Posted February 16, 2011 by editor in Retrospectives
 
 

Comic Book Movies 101: Timecop


For Van Damme, Timecop in easily one of his better films (in fact director Peter Hyams of 2010 and Outland fame went on to direct him in another, Sudden Death) and probably his most complicated as time travel is the order of the day.

The film is given a set up where we find out that time travel is possible and that already someone out there has been abusing the privilege. We then get Van Damme’s young cop living happily with his wife until one night he finds himself attacked at home by unknown assailants. They make short work of him and he is saved only by the fact that he is wearing a protective vest. But his wife is less lucky as the whole house goes up – taking her with it.

Cut to 10 years later. Well actually we cut back to the past again as we discover another greedy money seeker has gone back to play the stock markets. He is interrupted by Van Damme (Now ten years older and working for a law enforcement agency that is there to prevent the abuse of time travel). And from here on in the plot as they say thickens! In fact it is so plentiful you wonder how on earth Van Damme managed to get so lucky with it.

Many poke fun at Van Damme’s cheese ball acting at times, but what we must remember is that he is memorable for many other traits.  Yeah ok he gets his arse out on a regular basis and in every other film for no reason they feel the need to explain why he has an accent (like that should be an issue anyway in modern society???), He also tends to have a scene where he does the splits. What else? How about his very recognisable fighting style? Or the fact that he has a prolonged cry when he sends out a kick of a punch? Not enough?  Well there is also in this film along with at least three others where he has played dual roles (Double Impact and Maximum Risk saw him play twins and Replicant saw him play a clone). Here he plays actually just one character but we have him in two different time frames.

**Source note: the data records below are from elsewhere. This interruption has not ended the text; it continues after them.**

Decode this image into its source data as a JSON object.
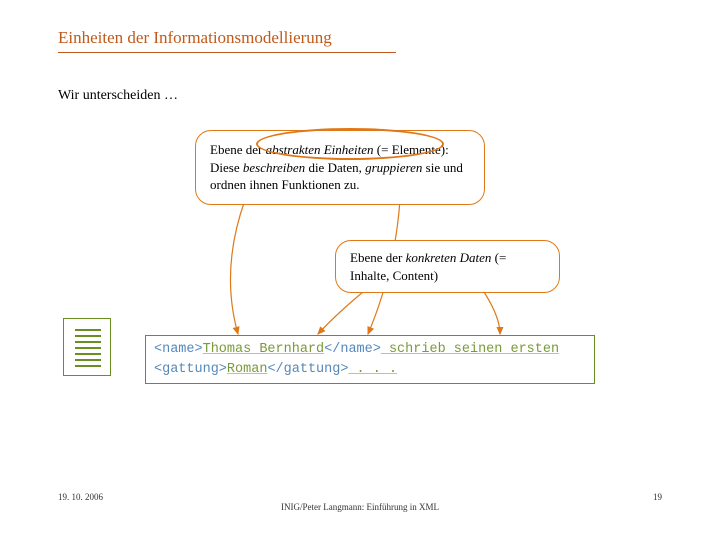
{
  "title": "Einheiten der Informationsmodellierung",
  "intro": "Wir unterscheiden …",
  "bubble1": {
    "line1a": "Ebene der ",
    "line1b": "abstrakten Einheiten",
    "line1c": " (= Elemente): Diese ",
    "line1d": "beschreiben",
    "line1e": " die Daten, ",
    "line1f": "gruppieren",
    "line1g": " sie und ordnen ihnen Funktionen zu."
  },
  "bubble2": {
    "t1": "Ebene der ",
    "t2": "konkreten Daten",
    "t3": " (= Inhalte, Content)"
  },
  "code": {
    "name_open": "<name>",
    "name_text": "Thomas Bernhard",
    "name_close": "</name>",
    "mid1": " schrieb seinen ersten ",
    "gattung_open": "<gattung>",
    "gattung_text": "Roman",
    "gattung_close": "</gattung>",
    "tail": " . . ."
  },
  "footer": {
    "date": "19. 10. 2006",
    "center": "INIG/Peter Langmann: Einführung in XML",
    "page": "19"
  }
}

And at the end the two are brought together for the action climax.

Now this isn’t as much fun as watching him kick ten bells out of himself in Double Impact (which still ranks as one of the most entertaining and hilarious fights ever to take place on screen). This is altogether more serious an affair – and again it works. The henchmen he is pitted against are the usual big mullet headed ruffians you expect – but they have at least been given moments to set up your enjoyment of their demise.

Ron Silver as the greedy senator bent on making money from the past to assist his political gains in the future chews every scene he is in; and like Van Damme plays his role in two different time frames. It is nice to see the wheels turning in the past and the result it has reached in the future. The future version has all the fun and runs laps round Van Damme with some very colourful dialogue in the few scenes they share together.

The middle part of the film has Van Damme’s character sent on his main mission and is where all the back stabbing and double crossing begins to happen. When things go wrong and he returns to the future the world has changed and he now has to return to the past to correct the future (almost not too dissimilar from what Back to the Future Part II did when correcting the present by fixing an error in the past).  What we then get is our hero confronting his own dead wife in the past and having to enlist her help in order to fix things. Here we are lead to the climax which is the same scene from the beginning when his younger self was assaulted and his wife murdered. Of course by the end he manages to save not only the future but also his past – but the action in this scene is wonderfully played.

For a film that is now 17 years old of course the effects have dated rather badly (the haircuts were already dated when the film came out), but the story itself whilst having a few holes zips along nicely. If you are not a JCVD fan – you may still find that it has some entertainment factors to it. This is thanks mainly to a more complex plot, some nice set dressing (For Past, present and Future) and Hyam’s direction. In the wrong hands this would have looked cheaper and probably would have been very trite indeed. Instead we have a very efficient and fun thriller that let you use your brain as well as enjoy the action (even if it doesn’t make sense all the time; there is still a debate factor of how the logic works which is better than none).

As mentioned before – Star and Director went on to do Sudden Death (Van Damme’s Die Hard – which also worked very well) which was probably his last decent film until he did the film titled JVCD. Timecop then gets full marks for effort and content. It is what it is.

Steven Hurst


editor